government had to bail out those institutions because the deposits were federally insured.
But in this case the government does not have do bail out the debtholders of Bear Sterns,
AIG, or any of the other financial institutions that will benefit from the Paulson RTC.
Since we do not have time for a Chapter 11 and we do not want to bail out all the
creditors, the lesser evil is to do what judges do in contentious and overextended
bankruptcy processes: to cram down a restructuring plan on creditors, where part of the
debt is forgiven in exchange for some equity or some warrants. And there is a precedent
for such a bold move. During the Great Depression, many debt contracts were indexed to
gold. So when the dollar convertibility into gold was suspended, the value of that debt
soared, threatening the survival of many institutions. The Roosevelt Administration
declared the clause invalid, de facto forcing debt forgiveness. Furthermore, the Supreme
Court maintained this decision. My colleague and current Fed Governor Randall Koszner
studied this episode and showed that not only stock prices, but bond prices as well,
soared after the Supreme Court upheld the decision. How is that possible? As corporate
finance experts have been saying for the last thirty years, there are real costs from having
too much debt and too little equity in the capital structure, and a reduction in the face
value of debt can benefit not only the equityholders, but also the debtholders.
If debt forgiveness benefits both equity and debtholders, why do debtholders not
voluntarily agree to it? First of all, there is a coordination problem. Even if each
individual debtholder benefits from a reduction in the face value of debt, she will benefit
even more if everybody else cuts the face value of their debt and she does not. Hence,
everybody waits for the other to move first, creating obvious delay. Secondly, from a
debtholder point of view, a government bail-out is better. Thus, any talk of a government
bail-out reduces the debtholders’ incentives to act, making the government bail-out more
As during the Great Depression and in many debt restructurings, it makes sense in the
current contingency to mandate a partial debt forgiveness or a debt-for-equity swap in the
financial sector. It has the benefit of being a well-tested strategy in the private sector and
it leaves the taxpayers out of the picture. But if it is so simple, why no expert has
The major players in the financial sector do not like it. It is much more appealing for the
financial industry to be bailed out at taxpayers’ expense than to bear their share of pain.

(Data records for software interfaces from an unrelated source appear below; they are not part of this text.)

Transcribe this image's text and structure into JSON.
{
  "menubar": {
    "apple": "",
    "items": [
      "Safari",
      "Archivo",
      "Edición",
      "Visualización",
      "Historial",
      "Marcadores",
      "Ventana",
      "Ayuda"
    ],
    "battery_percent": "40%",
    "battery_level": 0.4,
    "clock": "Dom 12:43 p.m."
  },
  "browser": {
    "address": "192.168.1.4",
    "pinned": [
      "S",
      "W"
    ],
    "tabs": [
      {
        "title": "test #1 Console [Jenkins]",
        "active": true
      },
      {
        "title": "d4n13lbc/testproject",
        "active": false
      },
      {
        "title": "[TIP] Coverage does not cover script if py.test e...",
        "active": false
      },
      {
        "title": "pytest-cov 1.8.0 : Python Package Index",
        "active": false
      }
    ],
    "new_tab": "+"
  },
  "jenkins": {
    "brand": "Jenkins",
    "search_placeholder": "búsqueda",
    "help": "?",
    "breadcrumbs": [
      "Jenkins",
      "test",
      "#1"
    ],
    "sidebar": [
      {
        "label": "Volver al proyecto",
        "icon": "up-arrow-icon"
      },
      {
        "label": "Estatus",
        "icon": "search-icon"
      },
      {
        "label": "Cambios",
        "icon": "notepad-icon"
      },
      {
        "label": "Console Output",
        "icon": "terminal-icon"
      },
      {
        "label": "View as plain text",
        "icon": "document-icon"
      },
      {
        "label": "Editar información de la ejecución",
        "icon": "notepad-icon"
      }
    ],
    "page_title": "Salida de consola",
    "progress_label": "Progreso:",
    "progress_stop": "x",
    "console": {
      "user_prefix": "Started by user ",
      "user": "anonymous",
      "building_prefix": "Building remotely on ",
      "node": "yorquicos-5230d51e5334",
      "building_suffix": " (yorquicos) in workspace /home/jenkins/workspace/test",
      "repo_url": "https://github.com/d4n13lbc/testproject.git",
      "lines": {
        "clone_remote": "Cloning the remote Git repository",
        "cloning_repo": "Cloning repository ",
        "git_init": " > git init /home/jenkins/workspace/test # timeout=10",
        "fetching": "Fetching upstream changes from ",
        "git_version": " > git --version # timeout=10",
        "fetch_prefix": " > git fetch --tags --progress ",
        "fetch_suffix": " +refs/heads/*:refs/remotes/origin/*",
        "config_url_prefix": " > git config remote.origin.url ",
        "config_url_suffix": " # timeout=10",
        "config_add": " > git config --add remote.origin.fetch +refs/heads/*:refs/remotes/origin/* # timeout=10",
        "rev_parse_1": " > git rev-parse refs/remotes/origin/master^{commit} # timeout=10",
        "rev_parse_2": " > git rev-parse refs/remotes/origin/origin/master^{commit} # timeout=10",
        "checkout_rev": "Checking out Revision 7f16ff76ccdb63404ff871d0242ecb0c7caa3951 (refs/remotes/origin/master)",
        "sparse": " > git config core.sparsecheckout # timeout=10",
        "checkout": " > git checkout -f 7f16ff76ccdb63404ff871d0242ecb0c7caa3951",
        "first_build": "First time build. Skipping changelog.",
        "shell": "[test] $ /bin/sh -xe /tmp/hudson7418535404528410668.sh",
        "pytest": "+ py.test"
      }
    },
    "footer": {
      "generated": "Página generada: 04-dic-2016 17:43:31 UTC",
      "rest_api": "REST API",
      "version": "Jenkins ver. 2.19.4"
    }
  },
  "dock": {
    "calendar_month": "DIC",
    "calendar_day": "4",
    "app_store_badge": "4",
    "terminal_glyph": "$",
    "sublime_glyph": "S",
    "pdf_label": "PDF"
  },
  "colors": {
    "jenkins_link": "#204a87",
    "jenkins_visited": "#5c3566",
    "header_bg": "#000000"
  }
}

Forcing a debt-for-equity swap or a debt forgiveness would be no greater a violation of
private property rights than a massive bailout, but it faces much stronger political
opposition. The appeal of the Paulson solution is that it taxes the many and benefits the
few. Since the many (we, the taxpayers) are dispersed, we cannot put up a good fight in
Capitol Hill; while the financial industry is well represented at all the levels. It is enough
to say that for 6 of the last 13 years, the Secretary of Treasury was a Goldman Sachs
alumnus. But, as financial experts, this silence is also our responsibility. Just as it is
difficult to find a doctor willing to testify against another doctor in a malpractice suit, no
matter how egregious the case, finance experts in both political parties are too friendly to
the industry they study and work in.
The decisions that will be made this weekend [20 September 2008] matter not just to the prospects of the U.S.
economy in the year to come; they will shape the type of capitalism we will live in for the
next fifty years. Do we want to live in a system where profits are private, but losses are
socialized? Where taxpayer money is used to prop up failed firms? Or do we want to live
in a system where people are held responsible for their decisions, where imprudent
behavior is penalized and prudent behavior rewarded? For somebody like me who
believes strongly in the free market system, the most serious risk of the current situation
is that the interest of few financiers will undermine the fundamental workings of the
capitalist system. The time has come to save capitalism from the capitalists.